The Labour Party last night threatened to pull the plug on three-way televised debates at the next General Election after Nick Clegg was inadvertently recorded telling David Cameron that the pair “won’t find anything to bloody disagree on”.
Mr Clegg had been taking part in a post-budget question and answer session with the Prime Minister in Nottingham which ended with the two men being asked where they would be in 2015.
Mr Cameron joked that they’d probably be having election TV leaders’ debates but that this time it might be “a bit better natured between the two of us.”
But as the two men then walked off the stage Mr Clegg forgot he had his microphone on and was recorded saying to Mr Cameron as they left the room: “If we keep doing this we won’t find anything to bloody disagree on in the bloody TV debates.”
His remarks were immediately seized on by Labour who suggested that it would be inappropriate to have a three-way televised debate as Mr Clegg was effectively now just Mr Cameron’s deputy.
“What we think should happen is that David Cameron debates with Ed Miliband while Nick Clegg debates with our deputy leader Harriet Harman.
“Clegg’s comments have reinforced our view that the next election will offer the choice between two directions for the country: a Tory led coalition and a progressive majority represented by Labour.”
He added Labour’s concerns would be raised in negotiations with the broadcasters over the next set of TV debates.
While not on the scale of Gordon Brown and “bigot-gate,” Mr Clegg’s gaffe will cause unease in Liberal Democrat circles about how close the party has become to the Conservatives in Government.
Lib Dem MPs are increasingly divided into those who are serving as ministers and those who are on the backbenches.
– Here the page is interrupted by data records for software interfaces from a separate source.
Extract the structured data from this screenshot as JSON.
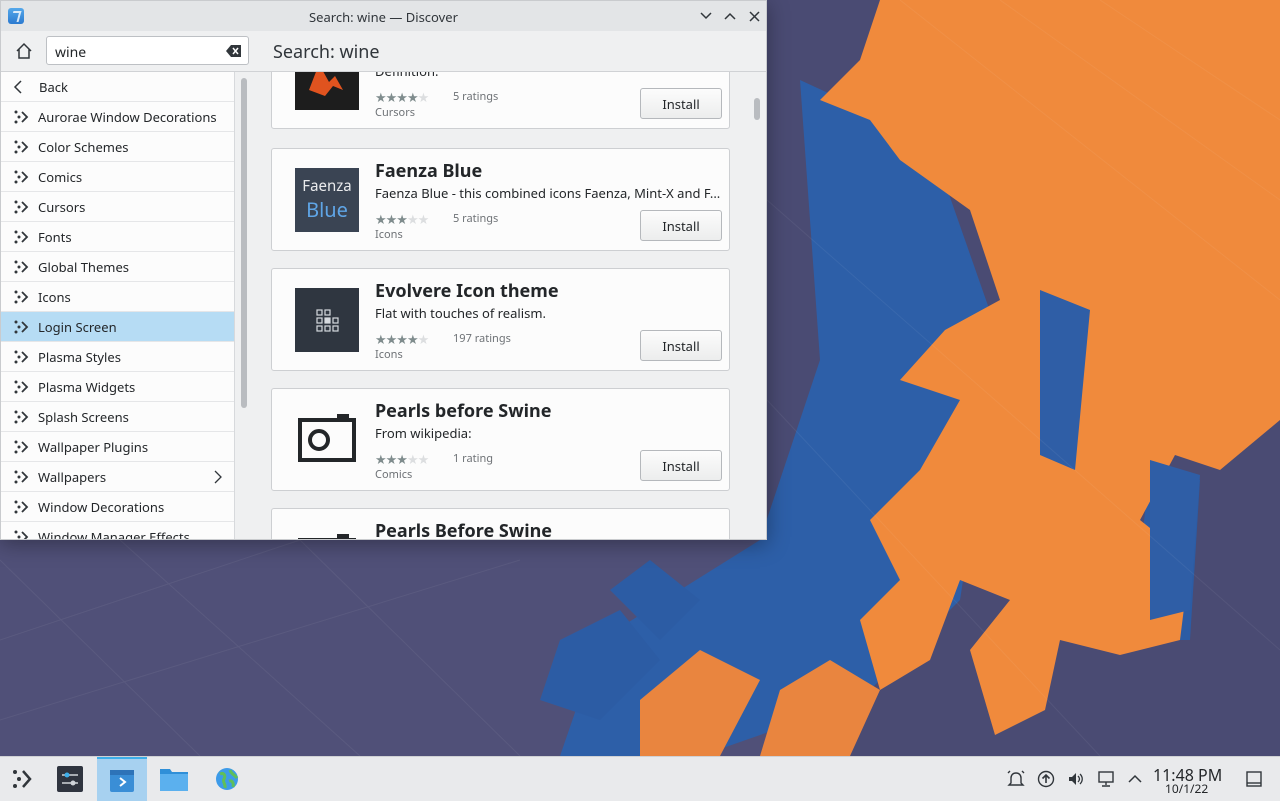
{
  "window": {
    "title": "Search: wine — Discover",
    "minimize_glyph": "﹀",
    "maximize_glyph": "︿",
    "close_glyph": "✕"
  },
  "toolbar": {
    "search_value": "wine",
    "page_heading": "Search: wine"
  },
  "sidebar": {
    "back_label": "Back",
    "items": [
      {
        "label": "Aurorae Window Decorations"
      },
      {
        "label": "Color Schemes"
      },
      {
        "label": "Comics"
      },
      {
        "label": "Cursors"
      },
      {
        "label": "Fonts"
      },
      {
        "label": "Global Themes"
      },
      {
        "label": "Icons"
      },
      {
        "label": "Login Screen",
        "selected": true
      },
      {
        "label": "Plasma Styles"
      },
      {
        "label": "Plasma Widgets"
      },
      {
        "label": "Splash Screens"
      },
      {
        "label": "Wallpaper Plugins"
      },
      {
        "label": "Wallpapers",
        "has_submenu": true
      },
      {
        "label": "Window Decorations"
      },
      {
        "label": "Window Manager Effects"
      }
    ]
  },
  "results": [
    {
      "name": "",
      "description": "Definition:",
      "stars": 4,
      "ratings": "5 ratings",
      "category": "Cursors",
      "install_label": "Install",
      "thumb": "cursor-thumb"
    },
    {
      "name": "Faenza Blue",
      "description": "Faenza Blue - this combined icons Faenza, Mint-X and F...",
      "stars": 3,
      "ratings": "5 ratings",
      "category": "Icons",
      "install_label": "Install",
      "thumb": "faenza-thumb",
      "thumb_text_1": "Faenza",
      "thumb_text_2": "Blue"
    },
    {
      "name": "Evolvere Icon theme",
      "description": "Flat with touches of realism.",
      "stars": 4,
      "ratings": "197 ratings",
      "category": "Icons",
      "install_label": "Install",
      "thumb": "evolvere-thumb"
    },
    {
      "name": "Pearls before Swine",
      "description": "From wikipedia:",
      "stars": 3,
      "ratings": "1 rating",
      "category": "Comics",
      "install_label": "Install",
      "thumb": "camera-icon"
    },
    {
      "name": "Pearls Before Swine",
      "description": "",
      "stars": 0,
      "ratings": "",
      "category": "",
      "install_label": "",
      "thumb": "camera-icon"
    }
  ],
  "taskbar": {
    "apps": [
      "app-launcher-icon",
      "system-settings-icon",
      "discover-icon",
      "file-manager-icon",
      "web-browser-icon"
    ],
    "active_app": "discover-icon",
    "tray": [
      "notifications-icon",
      "updates-icon",
      "volume-icon",
      "network-icon",
      "expand-tray-icon"
    ],
    "time": "11:48 PM",
    "date": "10/1/22"
  },
  "colors": {
    "accent": "#3daee9",
    "selection": "#b6dcf4",
    "wallpaper_orange": "#f08a3c",
    "wallpaper_blue": "#2d5fa8"
  }
}
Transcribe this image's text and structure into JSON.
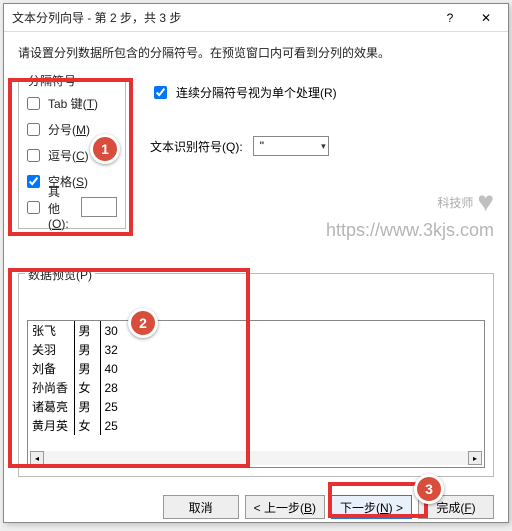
{
  "title": "文本分列向导 - 第 2 步，共 3 步",
  "instruction": "请设置分列数据所包含的分隔符号。在预览窗口内可看到分列的效果。",
  "delimiters_legend": "分隔符号",
  "delimiters": {
    "tab": {
      "label": "Tab 键(",
      "key": "T",
      "tail": ")",
      "checked": false
    },
    "semicolon": {
      "label": "分号(",
      "key": "M",
      "tail": ")",
      "checked": false
    },
    "comma": {
      "label": "逗号(",
      "key": "C",
      "tail": ")",
      "checked": false
    },
    "space": {
      "label": "空格(",
      "key": "S",
      "tail": ")",
      "checked": true
    },
    "other": {
      "label": "其他(",
      "key": "O",
      "tail": "):",
      "checked": false,
      "value": ""
    }
  },
  "treat_consecutive": {
    "label": "连续分隔符号视为单个处理(",
    "key": "R",
    "tail": ")",
    "checked": true
  },
  "text_qualifier": {
    "label": "文本识别符号(",
    "key": "Q",
    "tail": "):",
    "value": "\""
  },
  "preview_legend_pre": "数据预览(",
  "preview_legend_key": "P",
  "preview_legend_post": ")",
  "preview_rows": [
    [
      "张飞",
      "男",
      "30"
    ],
    [
      "关羽",
      "男",
      "32"
    ],
    [
      "刘备",
      "男",
      "40"
    ],
    [
      "孙尚香",
      "女",
      "28"
    ],
    [
      "诸葛亮",
      "男",
      "25"
    ],
    [
      "黄月英",
      "女",
      "25"
    ]
  ],
  "buttons": {
    "cancel": "取消",
    "back_pre": "< 上一步(",
    "back_key": "B",
    "back_post": ")",
    "next_pre": "下一步(",
    "next_key": "N",
    "next_post": ") >",
    "finish_pre": "完成(",
    "finish_key": "F",
    "finish_post": ")"
  },
  "callouts": {
    "n1": "1",
    "n2": "2",
    "n3": "3"
  },
  "watermark": {
    "brand": "科技师",
    "url": "https://www.3kjs.com"
  }
}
The former believe they have to “own” the whole of the Government’s agenda while the latter fear that the Lib Dem’s electoral distinctiveness is being eroded.Reuse content